Alexander died on his way back from India.[3] The instability that ensued after Alexander's death resulted in a power struggle and dramatic changes in governance. Porus was soon assassinated by the Macedonian general Eudemus. By 316 BCE, the Macedonian lands were conquered by Chandragupta Maurya, a young adventurer. After engaging in and winning the Seleucid–Mauryan war for supremacy over the Indus Valley, Chandragupta gained control of modern-day Punjab and Afghanistan. This was the foundation of the Maurya Empire, which would become the largest empire in the Indian subcontinent.[5]

Post-Mauryan Empire[edit]

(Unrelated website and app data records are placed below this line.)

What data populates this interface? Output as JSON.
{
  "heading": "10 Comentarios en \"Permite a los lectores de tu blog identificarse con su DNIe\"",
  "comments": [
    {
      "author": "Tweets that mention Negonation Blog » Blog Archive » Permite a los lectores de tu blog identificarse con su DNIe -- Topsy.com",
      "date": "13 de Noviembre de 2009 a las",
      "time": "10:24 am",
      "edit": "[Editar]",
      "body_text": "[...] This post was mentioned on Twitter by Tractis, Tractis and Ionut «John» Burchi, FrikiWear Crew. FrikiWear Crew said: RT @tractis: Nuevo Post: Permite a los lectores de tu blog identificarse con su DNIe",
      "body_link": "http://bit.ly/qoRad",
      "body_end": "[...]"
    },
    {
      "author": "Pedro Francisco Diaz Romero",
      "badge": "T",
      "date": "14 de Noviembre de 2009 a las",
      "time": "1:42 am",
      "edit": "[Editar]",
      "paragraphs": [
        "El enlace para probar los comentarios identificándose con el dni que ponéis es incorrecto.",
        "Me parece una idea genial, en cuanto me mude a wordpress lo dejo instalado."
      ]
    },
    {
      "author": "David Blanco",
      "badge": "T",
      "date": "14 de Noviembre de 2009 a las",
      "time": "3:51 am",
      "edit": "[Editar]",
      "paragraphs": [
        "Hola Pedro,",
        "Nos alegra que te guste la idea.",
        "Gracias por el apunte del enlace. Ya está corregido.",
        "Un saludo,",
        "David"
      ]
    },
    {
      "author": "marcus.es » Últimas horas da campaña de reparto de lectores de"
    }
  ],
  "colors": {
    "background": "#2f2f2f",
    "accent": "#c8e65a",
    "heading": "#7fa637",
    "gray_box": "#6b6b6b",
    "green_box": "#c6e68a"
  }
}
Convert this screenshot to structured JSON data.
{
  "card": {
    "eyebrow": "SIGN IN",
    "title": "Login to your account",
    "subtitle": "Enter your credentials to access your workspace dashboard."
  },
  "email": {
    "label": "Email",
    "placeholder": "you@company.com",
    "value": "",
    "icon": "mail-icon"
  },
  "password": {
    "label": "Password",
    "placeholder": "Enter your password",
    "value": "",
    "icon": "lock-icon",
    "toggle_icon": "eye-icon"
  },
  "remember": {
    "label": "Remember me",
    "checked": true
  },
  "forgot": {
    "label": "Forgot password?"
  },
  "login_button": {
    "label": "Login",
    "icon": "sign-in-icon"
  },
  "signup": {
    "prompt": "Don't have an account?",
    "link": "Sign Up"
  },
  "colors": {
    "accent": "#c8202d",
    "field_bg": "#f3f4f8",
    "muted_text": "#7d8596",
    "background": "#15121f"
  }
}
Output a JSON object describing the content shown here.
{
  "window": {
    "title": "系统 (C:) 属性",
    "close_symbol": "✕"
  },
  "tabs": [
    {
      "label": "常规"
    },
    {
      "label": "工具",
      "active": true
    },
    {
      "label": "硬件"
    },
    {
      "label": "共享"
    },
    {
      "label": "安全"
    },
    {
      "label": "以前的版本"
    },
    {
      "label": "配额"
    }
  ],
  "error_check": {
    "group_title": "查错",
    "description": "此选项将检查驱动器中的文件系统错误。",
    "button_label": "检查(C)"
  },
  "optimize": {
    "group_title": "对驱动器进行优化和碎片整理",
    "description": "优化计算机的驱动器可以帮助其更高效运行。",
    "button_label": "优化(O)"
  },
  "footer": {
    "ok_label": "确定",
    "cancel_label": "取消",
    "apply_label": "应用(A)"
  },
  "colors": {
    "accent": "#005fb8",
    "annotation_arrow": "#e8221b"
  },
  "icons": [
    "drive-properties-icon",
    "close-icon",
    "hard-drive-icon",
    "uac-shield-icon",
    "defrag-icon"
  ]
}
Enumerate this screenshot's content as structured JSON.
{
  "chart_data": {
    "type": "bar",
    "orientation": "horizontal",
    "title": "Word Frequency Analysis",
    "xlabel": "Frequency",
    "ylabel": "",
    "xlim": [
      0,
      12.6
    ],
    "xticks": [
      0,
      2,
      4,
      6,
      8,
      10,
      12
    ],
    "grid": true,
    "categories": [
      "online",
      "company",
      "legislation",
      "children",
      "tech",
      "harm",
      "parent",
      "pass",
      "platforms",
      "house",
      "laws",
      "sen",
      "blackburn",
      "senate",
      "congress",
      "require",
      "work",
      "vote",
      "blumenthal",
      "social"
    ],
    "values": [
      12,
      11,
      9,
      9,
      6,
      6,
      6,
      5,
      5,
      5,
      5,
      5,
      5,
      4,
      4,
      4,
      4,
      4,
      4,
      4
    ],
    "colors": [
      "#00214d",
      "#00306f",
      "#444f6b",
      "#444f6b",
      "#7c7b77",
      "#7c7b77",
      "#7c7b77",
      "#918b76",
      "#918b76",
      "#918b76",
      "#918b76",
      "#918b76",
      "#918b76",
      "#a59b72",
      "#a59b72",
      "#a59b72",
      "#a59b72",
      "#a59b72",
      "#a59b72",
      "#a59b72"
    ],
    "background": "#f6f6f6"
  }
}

It appears that the Pauravas were annexed by the militant Yaudheya Republic.[6] Following the disintegration of the Mauryan Empire, many regional entities emerged. The Taleshwar copper plates, found in Almora, stated that Brahmapura Kingdom rulers belonged to the royal lineage of the Pauravas.[6] The reinstated Paurava dynasty of Brahmapur was founded by Vishnuverman and flourished in the 7th century AD. It is stated that these kings were brahminical in habit and practices.[7]

See also[edit]


  1. ^ Schwartzberg, Joseph E. (1978). A Historical atlas of South Asia. Chicago: University of Chicago Press. p. 145, map XIV.1 (d). ISBN 0226742210.
  2. ^ Nonica Datta, ed. (2003). Indian History: Ancient and medieval. Encyclopaedia Britannica / Popular Prakashan. p. 222. ISBN 978-81-7991-067-2. Not known in Indian sources, the name Porus has been conjecturally interpreted as standing for Paurava, that is, the domain of the Purus, a clan known in that region from ancient Vedic times.
  3. ^ a b Graham Phillips (31 March 2012). Alexander The Great. Ebury Publishing. pp. 129–131. ISBN 978-0-7535-3582-0.
  4. ^ "Strabo Geography, Book XV, Chapter 2, 9". penelope.uchicago.edu.
  5. ^ Arthur A. MacDonell (28 March 2014). A History of Sanskrit Literature (Illustrated). Lulu.com. p. 331. ISBN 978-1-304-98862-1.
  6. ^ a b Saklani, Dinesh Prasad (1998). Ancient Communities of the Himalaya. Indus Publishing. ISBN 9788173870903.
  7. ^ A Comprehensive Study of UTTARAKHAND. 18 September 2019. ISBN 9781646506057.